Team finds mice lacking certain gene showed fewer signs of condition
THURSDAY, May 21, 2009 (HealthDay News) -- A protein that might be linked to allergy-induced asthma has been identified by U.S. researchers, who said their finding could lead to new drugs to treat the disease.
The researchers found that mice without the ion channel protein TRPA1 showed fewer signs of asthma.
"When compared to normal mice, those lacking the gene for TRPA1 had greatly diminished inflammation, airway mucus and bronchoconstriction," the study's lead author, Sven-Eric Jordt, an assistant professor of pharmacology at Yale School of Medicine, said in a Yale news release.
Previous research has shown that TRPA1 is a sensor for irritants such as cigarette smoke and certain chemicals that can trigger asthma. The protein is found in airway nerve cells that control pain and irritation and trigger coughing and sneezing.
The researchers also found that a drug called HC-030031 -- which is known to inhibit pain related to TRPA1 -- reduced asthma symptoms in mice.
"Blocking TRPA1 may prevent the infiltration of the lung by the inflammatory cells responsible for asthma symptoms such as wheezing and mucus overproduction," Jordt said.
Several of the researchers are advisers or employees of the biosciences company that is developing HC-030031 as a potential asthma drug.
The study appears online in the journal Proceedings of the National Academy of Sciences.

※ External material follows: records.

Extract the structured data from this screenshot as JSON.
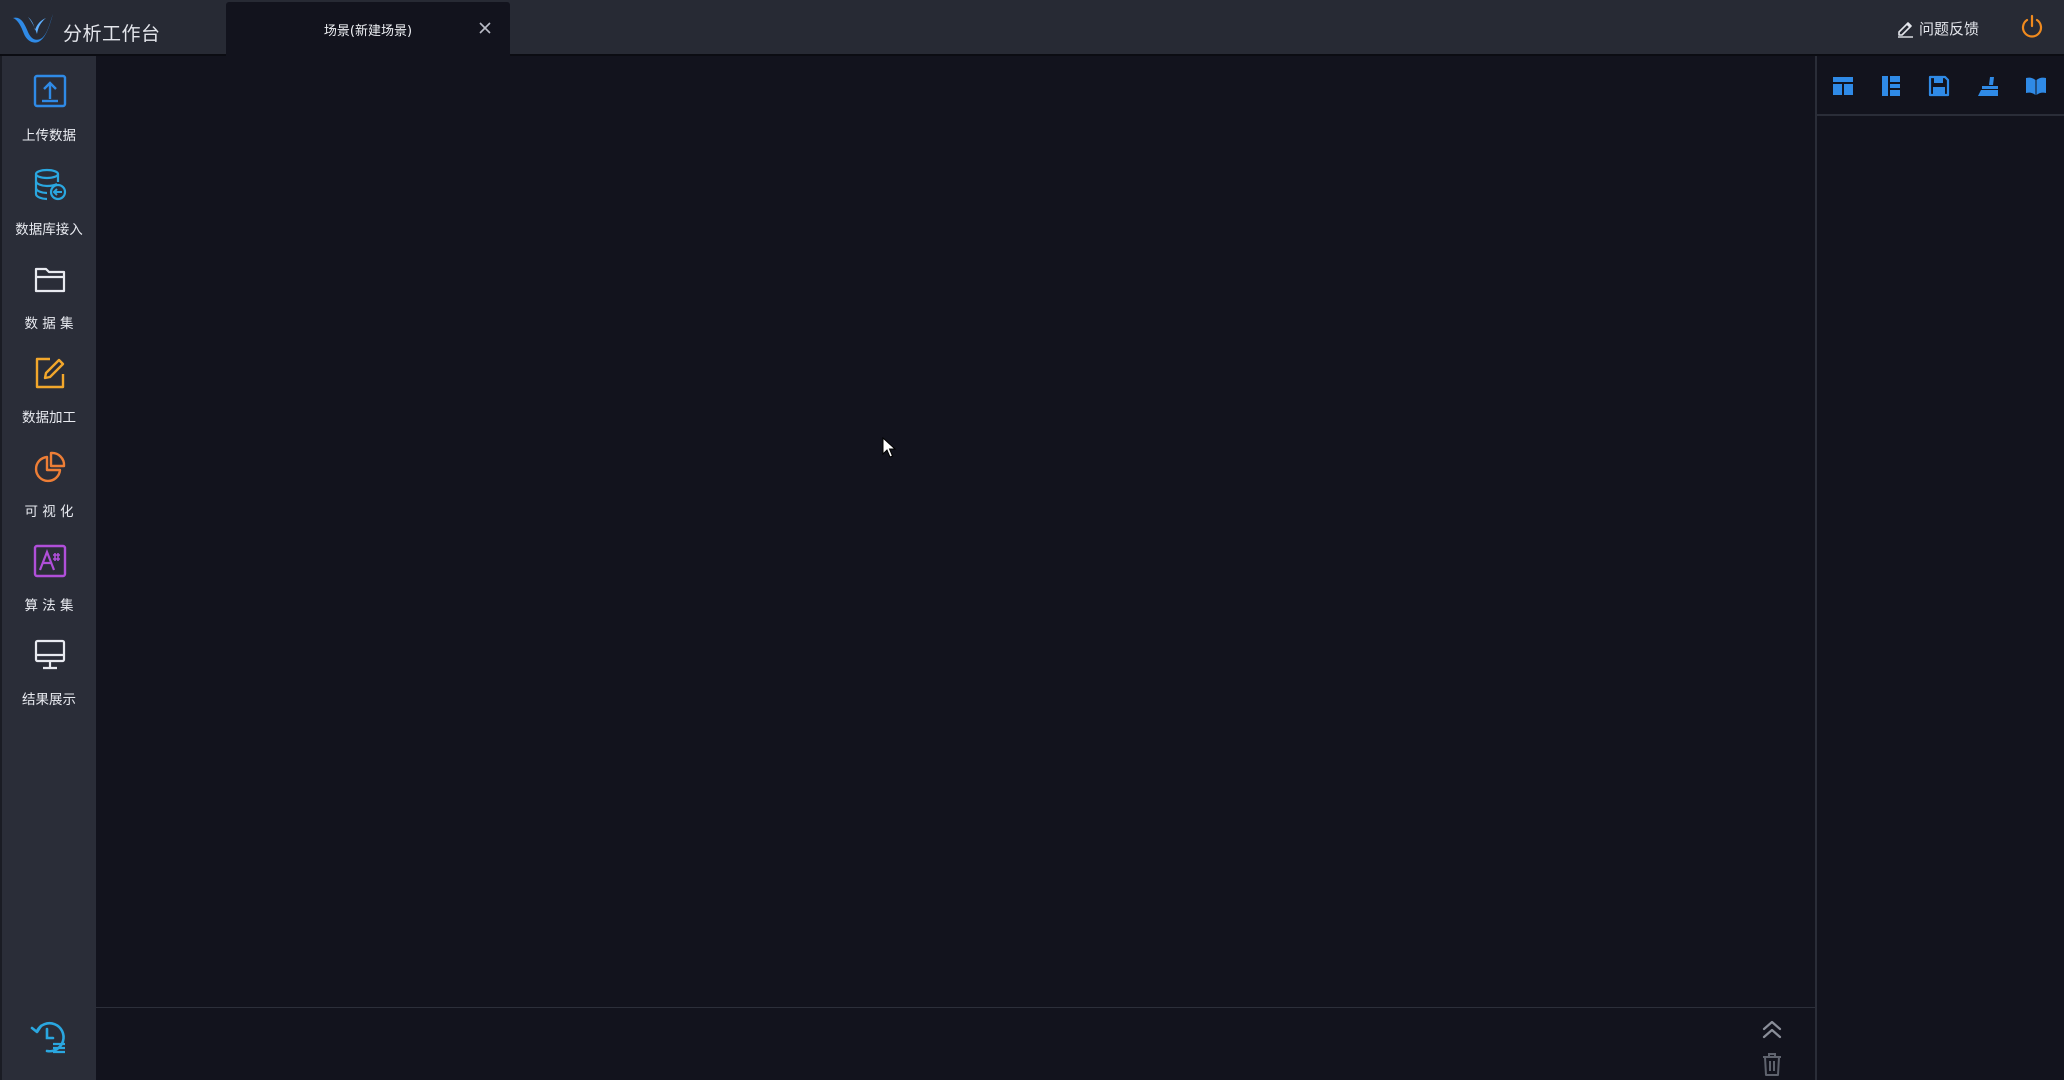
{
  "app": {
    "title": "分析工作台",
    "accent_color": "#2f8ae6"
  },
  "tabs": [
    {
      "label": "场景(新建场景)",
      "active": true
    }
  ],
  "header": {
    "feedback_label": "问题反馈",
    "feedback_icon": "pencil-icon",
    "power_icon": "power-icon",
    "power_color": "#f08a1e"
  },
  "sidebar": {
    "items": [
      {
        "label": "上传数据",
        "icon": "upload-icon",
        "color": "#2f8ae6"
      },
      {
        "label": "数据库接入",
        "icon": "database-icon",
        "color": "#2aa7e0"
      },
      {
        "label": "数 据 集",
        "icon": "folder-icon",
        "color": "#e8eaf0"
      },
      {
        "label": "数据加工",
        "icon": "edit-icon",
        "color": "#f2a72c"
      },
      {
        "label": "可 视 化",
        "icon": "pie-chart-icon",
        "color": "#ee7e36"
      },
      {
        "label": "算 法 集",
        "icon": "algorithm-icon",
        "color": "#b04fd9"
      },
      {
        "label": "结果展示",
        "icon": "monitor-icon",
        "color": "#e8eaf0"
      }
    ],
    "history_icon": "history-icon"
  },
  "right_toolbar": {
    "buttons": [
      {
        "icon": "layout-top-icon"
      },
      {
        "icon": "layout-left-icon"
      },
      {
        "icon": "save-icon"
      },
      {
        "icon": "clear-brush-icon"
      },
      {
        "icon": "book-icon"
      }
    ],
    "color": "#2f8ae6"
  },
  "bottom_panel": {
    "collapse_icon": "double-chevron-up-icon",
    "trash_icon": "trash-icon"
  }
}
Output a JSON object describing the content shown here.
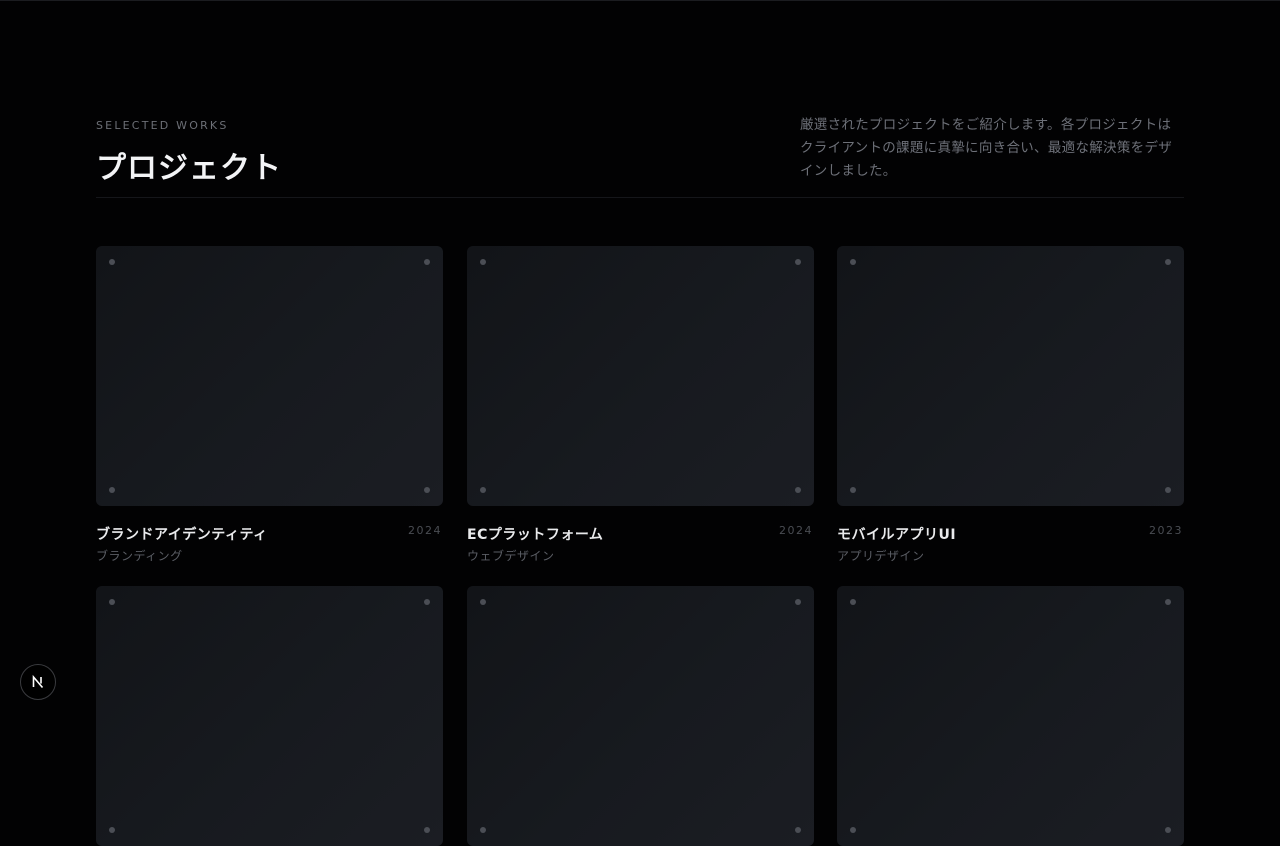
{
  "header": {
    "eyebrow": "SELECTED WORKS",
    "title": "プロジェクト",
    "intro": "厳選されたプロジェクトをご紹介します。各プロジェクトはクライアントの課題に真摯に向き合い、最適な解決策をデザインしました。"
  },
  "projects": [
    {
      "name": "ブランドアイデンティティ",
      "category": "ブランディング",
      "year": "2024"
    },
    {
      "name": "ECプラットフォーム",
      "category": "ウェブデザイン",
      "year": "2024"
    },
    {
      "name": "モバイルアプリUI",
      "category": "アプリデザイン",
      "year": "2023"
    },
    {
      "name": "",
      "category": "",
      "year": ""
    },
    {
      "name": "",
      "category": "",
      "year": ""
    },
    {
      "name": "",
      "category": "",
      "year": ""
    }
  ],
  "dev_badge": {
    "icon": "nextjs-logo-icon"
  }
}
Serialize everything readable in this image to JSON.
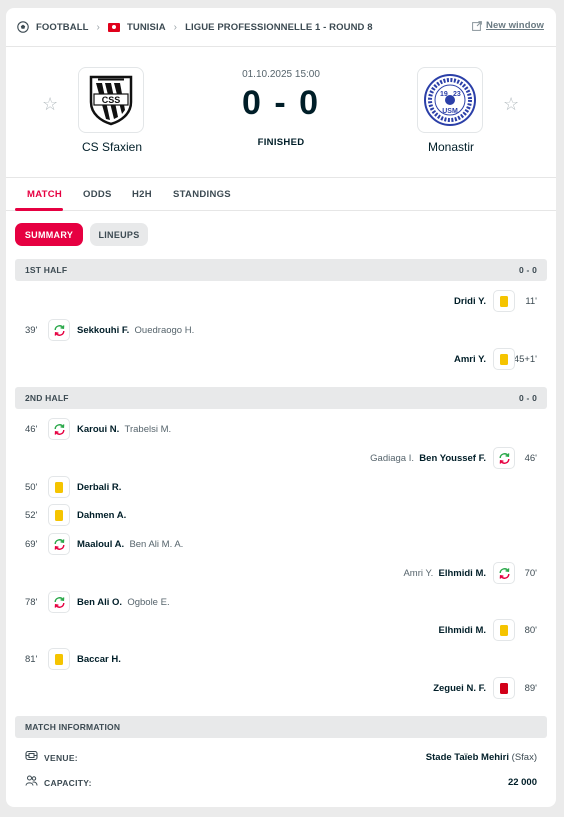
{
  "breadcrumb": {
    "sport": "FOOTBALL",
    "country": "TUNISIA",
    "competition": "LIGUE PROFESSIONNELLE 1 - ROUND 8",
    "new_window": "New window"
  },
  "match": {
    "date": "01.10.2025 15:00",
    "score": "0 - 0",
    "status": "FINISHED",
    "home": {
      "name": "CS Sfaxien",
      "logo_text": "CSS"
    },
    "away": {
      "name": "Monastir",
      "logo_text": "USM",
      "logo_year_left": "19",
      "logo_year_right": "23"
    }
  },
  "tabs": [
    "MATCH",
    "ODDS",
    "H2H",
    "STANDINGS"
  ],
  "subtabs": [
    "SUMMARY",
    "LINEUPS"
  ],
  "first_half": {
    "label": "1ST HALF",
    "score": "0 - 0",
    "incidents": [
      {
        "side": "away",
        "minute": "11'",
        "type": "yellow",
        "player": "Dridi Y.",
        "sub": ""
      },
      {
        "side": "home",
        "minute": "39'",
        "type": "substitution",
        "player": "Sekkouhi F.",
        "sub": "Ouedraogo H."
      },
      {
        "side": "away",
        "minute": "45+1'",
        "type": "yellow",
        "player": "Amri Y.",
        "sub": ""
      }
    ]
  },
  "second_half": {
    "label": "2ND HALF",
    "score": "0 - 0",
    "incidents": [
      {
        "side": "home",
        "minute": "46'",
        "type": "substitution",
        "player": "Karoui N.",
        "sub": "Trabelsi M."
      },
      {
        "side": "away",
        "minute": "46'",
        "type": "substitution",
        "player": "Ben Youssef F.",
        "sub": "Gadiaga I."
      },
      {
        "side": "home",
        "minute": "50'",
        "type": "yellow",
        "player": "Derbali R.",
        "sub": ""
      },
      {
        "side": "home",
        "minute": "52'",
        "type": "yellow",
        "player": "Dahmen A.",
        "sub": ""
      },
      {
        "side": "home",
        "minute": "69'",
        "type": "substitution",
        "player": "Maaloul A.",
        "sub": "Ben Ali M. A."
      },
      {
        "side": "away",
        "minute": "70'",
        "type": "substitution",
        "player": "Elhmidi M.",
        "sub": "Amri Y."
      },
      {
        "side": "home",
        "minute": "78'",
        "type": "substitution",
        "player": "Ben Ali O.",
        "sub": "Ogbole E."
      },
      {
        "side": "away",
        "minute": "80'",
        "type": "yellow",
        "player": "Elhmidi M.",
        "sub": ""
      },
      {
        "side": "home",
        "minute": "81'",
        "type": "yellow",
        "player": "Baccar H.",
        "sub": ""
      },
      {
        "side": "away",
        "minute": "89'",
        "type": "red",
        "player": "Zeguei N. F.",
        "sub": ""
      }
    ]
  },
  "match_info": {
    "label": "MATCH INFORMATION",
    "venue_label": "VENUE:",
    "venue": "Stade Taïeb Mehiri",
    "venue_city": "(Sfax)",
    "capacity_label": "CAPACITY:",
    "capacity": "22 000"
  },
  "colors": {
    "accent": "#e60041",
    "yellow_card": "#f5c400",
    "red_card": "#d20019",
    "sub_in": "#2aa84a",
    "sub_out": "#e60041"
  }
}
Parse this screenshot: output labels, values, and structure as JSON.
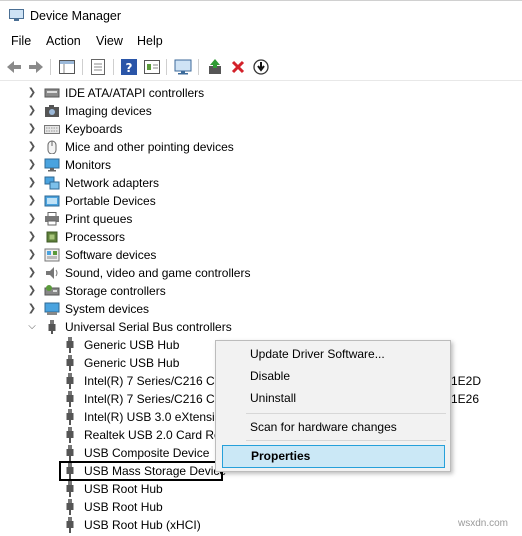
{
  "window": {
    "title": "Device Manager"
  },
  "menu": [
    "File",
    "Action",
    "View",
    "Help"
  ],
  "toolbar": {
    "icons": [
      "back-arrow-icon",
      "forward-arrow-icon",
      "show-hide-tree-icon",
      "properties-icon",
      "help-icon",
      "action-view-icon",
      "scan-monitor-icon",
      "update-driver-icon",
      "uninstall-x-icon",
      "disable-down-arrow-icon"
    ]
  },
  "tree": {
    "categories": [
      {
        "label": "IDE ATA/ATAPI controllers",
        "icon": "ide-controller-icon"
      },
      {
        "label": "Imaging devices",
        "icon": "camera-icon"
      },
      {
        "label": "Keyboards",
        "icon": "keyboard-icon"
      },
      {
        "label": "Mice and other pointing devices",
        "icon": "mouse-icon"
      },
      {
        "label": "Monitors",
        "icon": "monitor-icon"
      },
      {
        "label": "Network adapters",
        "icon": "network-adapter-icon"
      },
      {
        "label": "Portable Devices",
        "icon": "portable-device-icon"
      },
      {
        "label": "Print queues",
        "icon": "printer-icon"
      },
      {
        "label": "Processors",
        "icon": "processor-icon"
      },
      {
        "label": "Software devices",
        "icon": "software-device-icon"
      },
      {
        "label": "Sound, video and game controllers",
        "icon": "speaker-icon"
      },
      {
        "label": "Storage controllers",
        "icon": "storage-controller-icon"
      },
      {
        "label": "System devices",
        "icon": "system-device-icon"
      }
    ],
    "usb_category": {
      "label": "Universal Serial Bus controllers",
      "icon": "usb-plug-icon"
    },
    "usb_devices": [
      {
        "label": "Generic USB Hub",
        "right": ""
      },
      {
        "label": "Generic USB Hub",
        "right": ""
      },
      {
        "label": "Intel(R) 7 Series/C216 Chi",
        "right": "1E2D"
      },
      {
        "label": "Intel(R) 7 Series/C216 Chi",
        "right": "1E26"
      },
      {
        "label": "Intel(R) USB 3.0 eXtensibl",
        "right": ""
      },
      {
        "label": "Realtek USB 2.0 Card Rea",
        "right": ""
      },
      {
        "label": "USB Composite Device",
        "right": ""
      },
      {
        "label": "USB Mass Storage Device",
        "right": ""
      },
      {
        "label": "USB Root Hub",
        "right": ""
      },
      {
        "label": "USB Root Hub",
        "right": ""
      },
      {
        "label": "USB Root Hub (xHCI)",
        "right": ""
      }
    ]
  },
  "context_menu": {
    "items": [
      "Update Driver Software...",
      "Disable",
      "Uninstall",
      "Scan for hardware changes"
    ],
    "selected": "Properties"
  },
  "watermark": "wsxdn.com",
  "colors": {
    "highlight_bg": "#cbe8f6",
    "highlight_border": "#26a0da",
    "menu_bg": "#f2f2f2"
  }
}
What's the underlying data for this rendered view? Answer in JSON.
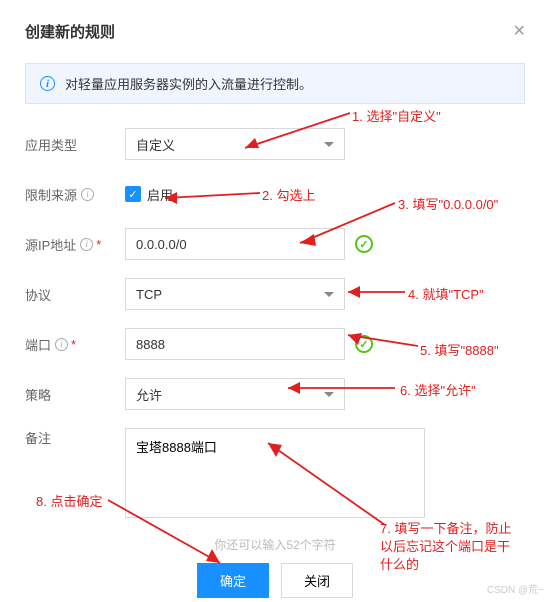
{
  "header": {
    "title": "创建新的规则",
    "close": "×"
  },
  "info": {
    "text": "对轻量应用服务器实例的入流量进行控制。"
  },
  "form": {
    "appType": {
      "label": "应用类型",
      "value": "自定义"
    },
    "limitSource": {
      "label": "限制来源",
      "enable": "启用"
    },
    "sourceIp": {
      "label": "源IP地址",
      "value": "0.0.0.0/0"
    },
    "protocol": {
      "label": "协议",
      "value": "TCP"
    },
    "port": {
      "label": "端口",
      "value": "8888"
    },
    "policy": {
      "label": "策略",
      "value": "允许"
    },
    "remark": {
      "label": "备注",
      "value": "宝塔8888端口"
    }
  },
  "hint": "你还可以输入52个字符",
  "buttons": {
    "ok": "确定",
    "close": "关闭"
  },
  "annotations": {
    "a1": "1. 选择\"自定义\"",
    "a2": "2. 勾选上",
    "a3": "3. 填写\"0.0.0.0/0\"",
    "a4": "4. 就填\"TCP\"",
    "a5": "5. 填写\"8888\"",
    "a6": "6. 选择\"允许\"",
    "a7": "7. 填写一下备注，防止以后忘记这个端口是干什么的",
    "a8": "8. 点击确定"
  },
  "watermark": "CSDN @荒~"
}
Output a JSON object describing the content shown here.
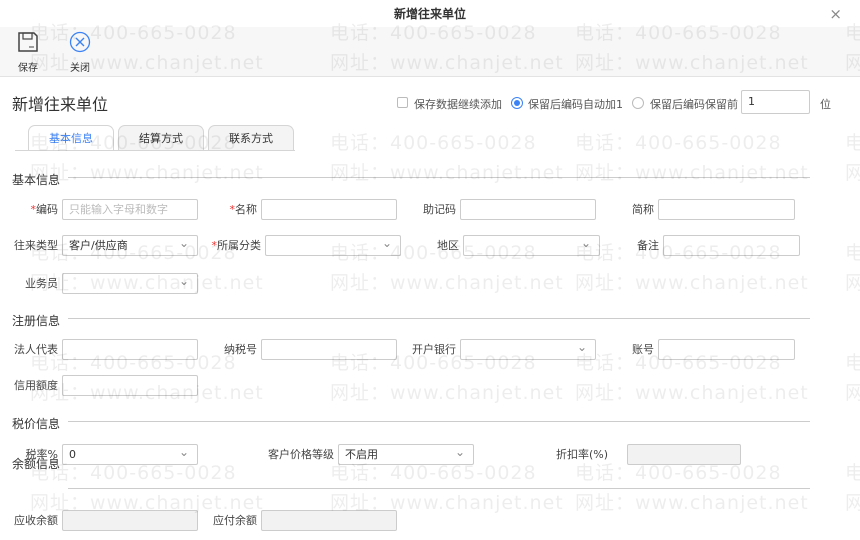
{
  "window": {
    "title": "新增往来单位",
    "close": "×"
  },
  "toolbar": {
    "save": "保存",
    "close": "关闭"
  },
  "heading": "新增往来单位",
  "options": {
    "continue_add": "保存数据继续添加",
    "auto_inc": "保留后编码自动加1",
    "keep_prefix": "保留后编码保留前",
    "prefix_value": "1",
    "prefix_unit": "位",
    "selected": "auto_inc"
  },
  "tabs": [
    "基本信息",
    "结算方式",
    "联系方式"
  ],
  "sections": {
    "basic": "基本信息",
    "register": "注册信息",
    "tax": "税价信息",
    "balance": "余额信息"
  },
  "fields": {
    "code": {
      "label": "编码",
      "placeholder": "只能输入字母和数字"
    },
    "name": {
      "label": "名称"
    },
    "mnemonic": {
      "label": "助记码"
    },
    "short": {
      "label": "简称"
    },
    "type": {
      "label": "往来类型",
      "value": "客户/供应商"
    },
    "category": {
      "label": "所属分类"
    },
    "region": {
      "label": "地区"
    },
    "remark": {
      "label": "备注"
    },
    "salesman": {
      "label": "业务员"
    },
    "legal": {
      "label": "法人代表"
    },
    "taxno": {
      "label": "纳税号"
    },
    "bank": {
      "label": "开户银行"
    },
    "account": {
      "label": "账号"
    },
    "credit": {
      "label": "信用额度"
    },
    "taxrate": {
      "label": "税率%",
      "value": "0"
    },
    "pricelevel": {
      "label": "客户价格等级",
      "value": "不启用"
    },
    "discount": {
      "label": "折扣率(%)"
    },
    "receivable": {
      "label": "应收余额"
    },
    "payable": {
      "label": "应付余额"
    }
  },
  "watermark": {
    "phone": "电话：400-665-0028",
    "site": "网址：www.chanjet.net"
  }
}
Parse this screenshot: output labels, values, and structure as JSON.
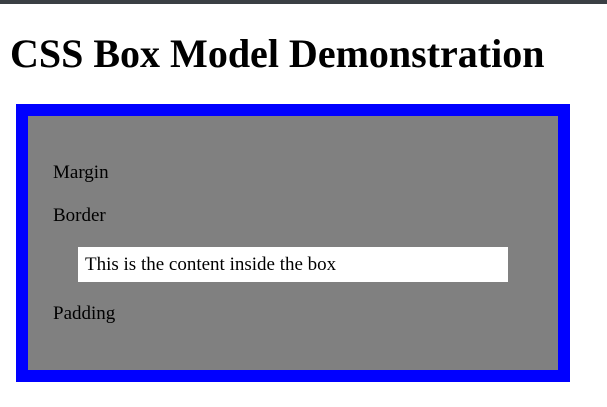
{
  "page": {
    "title": "CSS Box Model Demonstration"
  },
  "box": {
    "margin_label": "Margin",
    "border_label": "Border",
    "content_text": "This is the content inside the box",
    "padding_label": "Padding"
  },
  "colors": {
    "top_bar": "#3a3f44",
    "box_border": "#0000ff",
    "box_background": "#808080",
    "content_background": "#ffffff",
    "text": "#000000"
  }
}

The U.S. National Heart, Lung and Blood Institute has more about asthma.